Drafting Arthur Brown was also a crucial draft pick. Unfortunately, he’ll be unfairly compared to Ray Lewis, and will likely be thrown into the fire week one. He’ll have the luxury of learning behind Jameel Mclain, who now takes over as one of the longer tenured Ravens. With the addition of Elvis Dumervil, the Ravens replaced Paul Kruger’s pass rush, with a more consistent pass rush, and likely more sacks. In addition to the production Dumervil brings, he also take some pressure off second year linebacker Courtney Upshaw, and allow him to learn behind one of the league’s best. Finally, we can’t forget the fact that Terrell Suggs will be playing a full season, along with the aforementioned Ladarius Webb, both of whom missed a majority of games due to injury.
So let’s put it all together here: Last year the Ravens defense finished 17th in the league, had two older future hall of famers who are not quite what they once were, 2 solid step ups who cashed in solely on a great contract year, one journeyman safety, and a corner who wasn’t a necessity to resign. The 2013 Ravens defense has added a solid defensive end, a pass rusher who has been productive and consistent his entire career, younger and less expensive safeties with high ceilings of potential, a fully healthy Terrell Suggs, a fully healthy Ladarius Webb, experienced veterans to help rookies Arthur Brown, Matt Elam, and second year outside linebacker Courtney Upshaw, and most importantly saved the cap money to lock down their Super Bowl MVP and franchise quarterback Joe Flacco.
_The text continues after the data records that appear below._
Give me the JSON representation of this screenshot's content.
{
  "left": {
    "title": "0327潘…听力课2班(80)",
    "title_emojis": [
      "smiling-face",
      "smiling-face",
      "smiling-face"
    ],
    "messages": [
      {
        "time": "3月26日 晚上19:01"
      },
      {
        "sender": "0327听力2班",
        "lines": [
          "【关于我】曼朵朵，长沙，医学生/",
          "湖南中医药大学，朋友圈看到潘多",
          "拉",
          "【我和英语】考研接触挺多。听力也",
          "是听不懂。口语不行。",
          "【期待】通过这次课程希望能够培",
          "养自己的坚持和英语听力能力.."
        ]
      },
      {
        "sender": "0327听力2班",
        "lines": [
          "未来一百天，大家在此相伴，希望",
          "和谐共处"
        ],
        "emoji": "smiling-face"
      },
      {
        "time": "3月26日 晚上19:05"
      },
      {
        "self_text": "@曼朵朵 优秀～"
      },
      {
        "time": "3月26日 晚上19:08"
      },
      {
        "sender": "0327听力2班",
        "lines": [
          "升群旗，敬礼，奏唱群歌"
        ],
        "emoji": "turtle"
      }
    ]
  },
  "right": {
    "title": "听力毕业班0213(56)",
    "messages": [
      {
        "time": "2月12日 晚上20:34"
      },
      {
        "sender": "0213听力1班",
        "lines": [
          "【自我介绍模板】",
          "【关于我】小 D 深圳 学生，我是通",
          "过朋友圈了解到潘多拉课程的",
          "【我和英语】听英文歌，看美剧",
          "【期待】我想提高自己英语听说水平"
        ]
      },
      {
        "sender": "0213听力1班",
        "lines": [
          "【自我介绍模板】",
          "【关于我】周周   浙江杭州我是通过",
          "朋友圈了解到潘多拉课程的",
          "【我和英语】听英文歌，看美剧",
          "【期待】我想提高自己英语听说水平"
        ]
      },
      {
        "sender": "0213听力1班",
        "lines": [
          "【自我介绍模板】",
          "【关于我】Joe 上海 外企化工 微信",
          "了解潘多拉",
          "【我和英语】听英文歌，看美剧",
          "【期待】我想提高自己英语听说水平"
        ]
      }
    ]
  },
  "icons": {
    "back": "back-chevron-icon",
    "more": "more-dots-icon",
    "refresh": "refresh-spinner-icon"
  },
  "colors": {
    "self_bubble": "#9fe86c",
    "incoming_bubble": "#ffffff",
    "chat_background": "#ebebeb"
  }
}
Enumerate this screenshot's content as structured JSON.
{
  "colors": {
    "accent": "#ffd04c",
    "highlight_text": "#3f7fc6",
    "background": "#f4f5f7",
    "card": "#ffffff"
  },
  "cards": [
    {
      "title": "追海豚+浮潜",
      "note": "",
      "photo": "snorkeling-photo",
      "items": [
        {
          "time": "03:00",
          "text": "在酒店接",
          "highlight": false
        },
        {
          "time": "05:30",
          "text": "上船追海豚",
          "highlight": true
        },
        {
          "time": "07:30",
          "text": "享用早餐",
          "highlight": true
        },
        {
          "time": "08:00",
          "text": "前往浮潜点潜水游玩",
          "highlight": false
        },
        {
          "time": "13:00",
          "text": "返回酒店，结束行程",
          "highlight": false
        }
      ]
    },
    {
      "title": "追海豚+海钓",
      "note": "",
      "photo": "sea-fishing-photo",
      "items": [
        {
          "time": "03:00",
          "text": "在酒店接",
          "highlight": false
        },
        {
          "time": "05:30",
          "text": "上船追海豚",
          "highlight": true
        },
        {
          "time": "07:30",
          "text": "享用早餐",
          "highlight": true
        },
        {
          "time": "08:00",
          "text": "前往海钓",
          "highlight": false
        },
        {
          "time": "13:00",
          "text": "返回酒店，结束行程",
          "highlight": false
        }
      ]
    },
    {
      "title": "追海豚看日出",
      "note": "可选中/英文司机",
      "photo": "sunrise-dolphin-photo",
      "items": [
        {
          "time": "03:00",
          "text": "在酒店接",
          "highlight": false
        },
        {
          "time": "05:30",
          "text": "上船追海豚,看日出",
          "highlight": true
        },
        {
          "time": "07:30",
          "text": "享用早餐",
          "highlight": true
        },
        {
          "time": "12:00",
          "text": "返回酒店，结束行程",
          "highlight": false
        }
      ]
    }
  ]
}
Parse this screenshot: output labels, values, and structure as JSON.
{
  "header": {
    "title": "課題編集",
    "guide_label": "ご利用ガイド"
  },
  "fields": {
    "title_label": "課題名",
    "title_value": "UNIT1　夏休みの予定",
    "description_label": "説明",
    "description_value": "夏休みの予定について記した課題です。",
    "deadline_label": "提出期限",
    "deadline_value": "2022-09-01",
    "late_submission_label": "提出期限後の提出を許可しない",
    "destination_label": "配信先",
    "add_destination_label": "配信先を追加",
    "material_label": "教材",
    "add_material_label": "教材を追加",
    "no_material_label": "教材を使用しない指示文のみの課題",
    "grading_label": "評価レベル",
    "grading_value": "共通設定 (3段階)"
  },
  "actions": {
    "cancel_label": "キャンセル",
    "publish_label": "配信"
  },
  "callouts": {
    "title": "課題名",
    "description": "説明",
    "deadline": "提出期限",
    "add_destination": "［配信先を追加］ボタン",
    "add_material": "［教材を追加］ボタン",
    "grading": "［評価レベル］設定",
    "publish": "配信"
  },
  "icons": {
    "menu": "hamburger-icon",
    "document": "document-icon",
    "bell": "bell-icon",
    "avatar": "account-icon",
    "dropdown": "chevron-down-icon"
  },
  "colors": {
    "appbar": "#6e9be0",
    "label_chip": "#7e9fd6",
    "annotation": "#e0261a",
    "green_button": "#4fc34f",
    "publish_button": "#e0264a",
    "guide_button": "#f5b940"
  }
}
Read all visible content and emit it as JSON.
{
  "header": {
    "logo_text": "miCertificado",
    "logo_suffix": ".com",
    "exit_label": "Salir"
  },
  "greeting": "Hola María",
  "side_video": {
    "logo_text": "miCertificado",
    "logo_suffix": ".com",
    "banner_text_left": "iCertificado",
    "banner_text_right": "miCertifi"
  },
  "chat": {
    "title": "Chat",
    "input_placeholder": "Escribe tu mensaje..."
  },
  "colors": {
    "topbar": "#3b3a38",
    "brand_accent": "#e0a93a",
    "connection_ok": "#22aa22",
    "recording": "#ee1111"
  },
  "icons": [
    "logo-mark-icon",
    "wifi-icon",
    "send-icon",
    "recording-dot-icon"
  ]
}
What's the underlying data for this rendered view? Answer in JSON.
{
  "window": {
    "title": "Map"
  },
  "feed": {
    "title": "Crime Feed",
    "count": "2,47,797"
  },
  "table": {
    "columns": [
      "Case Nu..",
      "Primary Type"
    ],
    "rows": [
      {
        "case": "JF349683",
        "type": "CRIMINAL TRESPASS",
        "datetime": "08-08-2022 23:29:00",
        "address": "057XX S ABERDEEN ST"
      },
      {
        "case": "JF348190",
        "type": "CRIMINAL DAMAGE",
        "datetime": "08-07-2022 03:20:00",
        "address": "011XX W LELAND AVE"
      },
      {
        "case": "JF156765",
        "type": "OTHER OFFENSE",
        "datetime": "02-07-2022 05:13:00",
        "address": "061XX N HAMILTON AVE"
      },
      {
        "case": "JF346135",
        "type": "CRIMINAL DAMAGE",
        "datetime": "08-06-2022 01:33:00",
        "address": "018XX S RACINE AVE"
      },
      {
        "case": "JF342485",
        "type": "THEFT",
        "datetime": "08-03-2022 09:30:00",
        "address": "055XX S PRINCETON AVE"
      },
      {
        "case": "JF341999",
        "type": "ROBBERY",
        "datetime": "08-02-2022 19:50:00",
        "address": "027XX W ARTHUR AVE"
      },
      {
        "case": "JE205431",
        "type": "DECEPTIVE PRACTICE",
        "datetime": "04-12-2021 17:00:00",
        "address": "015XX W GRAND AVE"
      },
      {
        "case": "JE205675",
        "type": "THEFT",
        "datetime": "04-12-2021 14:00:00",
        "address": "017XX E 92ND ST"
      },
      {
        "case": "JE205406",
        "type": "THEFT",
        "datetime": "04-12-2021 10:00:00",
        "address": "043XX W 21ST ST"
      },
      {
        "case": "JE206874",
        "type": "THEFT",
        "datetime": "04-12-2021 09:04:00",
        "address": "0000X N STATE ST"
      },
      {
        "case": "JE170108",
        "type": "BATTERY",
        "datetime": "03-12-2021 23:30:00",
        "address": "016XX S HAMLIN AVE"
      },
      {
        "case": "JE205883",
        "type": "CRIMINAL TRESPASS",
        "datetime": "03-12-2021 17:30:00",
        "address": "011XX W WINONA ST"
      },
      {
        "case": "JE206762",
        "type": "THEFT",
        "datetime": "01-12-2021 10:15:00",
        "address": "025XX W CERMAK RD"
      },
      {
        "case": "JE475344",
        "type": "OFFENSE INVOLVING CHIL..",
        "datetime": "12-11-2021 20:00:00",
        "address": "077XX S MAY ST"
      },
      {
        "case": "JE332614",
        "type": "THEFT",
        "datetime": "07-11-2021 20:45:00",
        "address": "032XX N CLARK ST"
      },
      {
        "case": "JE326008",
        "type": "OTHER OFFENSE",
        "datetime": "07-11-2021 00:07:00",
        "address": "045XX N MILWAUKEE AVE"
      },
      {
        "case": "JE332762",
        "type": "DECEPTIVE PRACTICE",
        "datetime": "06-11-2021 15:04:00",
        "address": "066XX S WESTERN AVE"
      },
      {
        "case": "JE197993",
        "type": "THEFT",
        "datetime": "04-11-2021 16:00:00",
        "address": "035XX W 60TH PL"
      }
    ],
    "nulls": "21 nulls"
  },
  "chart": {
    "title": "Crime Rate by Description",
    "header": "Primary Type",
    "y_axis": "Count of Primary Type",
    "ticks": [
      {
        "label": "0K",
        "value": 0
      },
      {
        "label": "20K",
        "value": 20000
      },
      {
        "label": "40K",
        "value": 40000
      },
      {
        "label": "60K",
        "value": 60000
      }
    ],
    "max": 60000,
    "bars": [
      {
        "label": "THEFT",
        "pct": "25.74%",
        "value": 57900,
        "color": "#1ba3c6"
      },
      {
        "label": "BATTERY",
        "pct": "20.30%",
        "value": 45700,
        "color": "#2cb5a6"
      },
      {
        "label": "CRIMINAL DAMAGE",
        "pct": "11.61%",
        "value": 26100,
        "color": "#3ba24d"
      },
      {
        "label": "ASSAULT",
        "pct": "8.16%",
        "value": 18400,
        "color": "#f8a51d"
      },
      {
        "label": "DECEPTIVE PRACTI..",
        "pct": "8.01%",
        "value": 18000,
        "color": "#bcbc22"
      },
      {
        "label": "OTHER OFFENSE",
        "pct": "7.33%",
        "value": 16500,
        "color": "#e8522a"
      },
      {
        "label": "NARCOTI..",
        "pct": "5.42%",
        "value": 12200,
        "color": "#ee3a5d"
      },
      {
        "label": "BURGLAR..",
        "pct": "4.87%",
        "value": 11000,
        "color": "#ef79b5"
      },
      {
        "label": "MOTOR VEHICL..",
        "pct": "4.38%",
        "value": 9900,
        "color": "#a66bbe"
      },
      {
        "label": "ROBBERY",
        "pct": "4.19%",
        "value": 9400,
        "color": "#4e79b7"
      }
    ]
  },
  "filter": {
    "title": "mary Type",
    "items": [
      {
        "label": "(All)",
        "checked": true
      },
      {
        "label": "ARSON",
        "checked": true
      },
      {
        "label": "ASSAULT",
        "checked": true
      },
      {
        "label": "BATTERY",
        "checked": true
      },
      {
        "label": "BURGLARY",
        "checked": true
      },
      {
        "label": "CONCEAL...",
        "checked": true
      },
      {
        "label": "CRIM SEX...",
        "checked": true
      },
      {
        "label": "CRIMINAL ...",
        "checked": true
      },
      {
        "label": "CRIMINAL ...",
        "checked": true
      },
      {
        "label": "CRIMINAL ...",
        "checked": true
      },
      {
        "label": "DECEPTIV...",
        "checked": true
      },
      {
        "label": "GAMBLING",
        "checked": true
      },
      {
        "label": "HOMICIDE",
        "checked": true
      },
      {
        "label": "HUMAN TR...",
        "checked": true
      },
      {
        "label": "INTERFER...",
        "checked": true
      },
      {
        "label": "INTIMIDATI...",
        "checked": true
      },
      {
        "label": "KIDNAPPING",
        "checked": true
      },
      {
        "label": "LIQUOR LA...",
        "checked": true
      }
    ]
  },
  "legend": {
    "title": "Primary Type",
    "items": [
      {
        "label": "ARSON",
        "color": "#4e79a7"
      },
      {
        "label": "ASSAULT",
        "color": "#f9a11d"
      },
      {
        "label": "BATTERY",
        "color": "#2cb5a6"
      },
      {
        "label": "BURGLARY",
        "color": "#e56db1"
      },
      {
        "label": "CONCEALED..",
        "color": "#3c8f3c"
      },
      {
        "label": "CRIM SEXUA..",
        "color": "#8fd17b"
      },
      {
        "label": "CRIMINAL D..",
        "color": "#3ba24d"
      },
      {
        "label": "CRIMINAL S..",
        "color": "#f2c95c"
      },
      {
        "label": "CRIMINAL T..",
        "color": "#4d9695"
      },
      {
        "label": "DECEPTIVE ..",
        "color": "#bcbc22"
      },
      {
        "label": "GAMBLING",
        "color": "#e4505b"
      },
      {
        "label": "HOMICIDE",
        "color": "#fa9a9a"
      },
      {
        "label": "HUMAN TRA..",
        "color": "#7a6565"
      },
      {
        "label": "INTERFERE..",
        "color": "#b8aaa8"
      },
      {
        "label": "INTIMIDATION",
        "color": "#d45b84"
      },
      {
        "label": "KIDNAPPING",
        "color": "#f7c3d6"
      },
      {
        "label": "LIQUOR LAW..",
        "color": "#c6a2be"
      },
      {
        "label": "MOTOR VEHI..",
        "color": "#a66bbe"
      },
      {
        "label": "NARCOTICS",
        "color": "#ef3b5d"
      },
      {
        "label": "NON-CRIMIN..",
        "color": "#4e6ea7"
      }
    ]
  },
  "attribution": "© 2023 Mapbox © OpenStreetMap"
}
This Ravens defense WILL be better next year because of all this, and for the years to come. Trust me.